|International Classification||G11C27/02, H01L21/8222, H03K19/08, H03K17/567, H01L27/06, H03K17/00, H03K19/082, H03K19/0175, H03K19/0944|
|Cooperative Classification||H03K19/0826, H03K19/09448|
|European Classification||H03K19/082M2, H03K19/0944C|
|May 22, 1989||AS||Assignment|
Owner name: CANON KABUSHIKI KAISHA, 30-2, 3-CHOME, SHIMOMARUKO
Free format text: ASSIGNMENT OF ASSIGNORS INTEREST.;ASSIGNOR:NAKAMURA, HIROYUKI;REEL/FRAME:005084/0507
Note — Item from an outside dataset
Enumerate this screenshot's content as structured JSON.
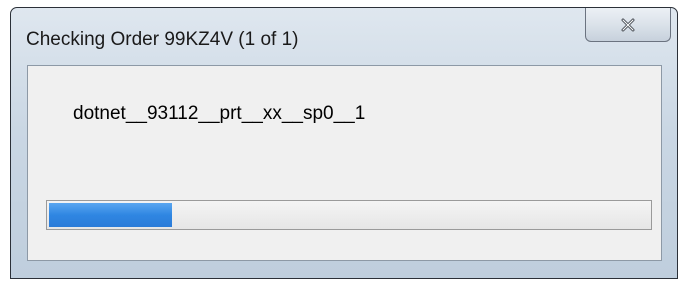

Effective date: 19890516
|Jan 12, 1993||CC||Certificate of correction|
|Aug 25, 1994||FPAY||Fee payment|
Year of fee payment: 4
|Oct 1, 1998||FPAY||Fee payment|
Year of fee payment: 8
|Sep 19, 2002||FPAY||Fee payment|
Year of fee payment: 12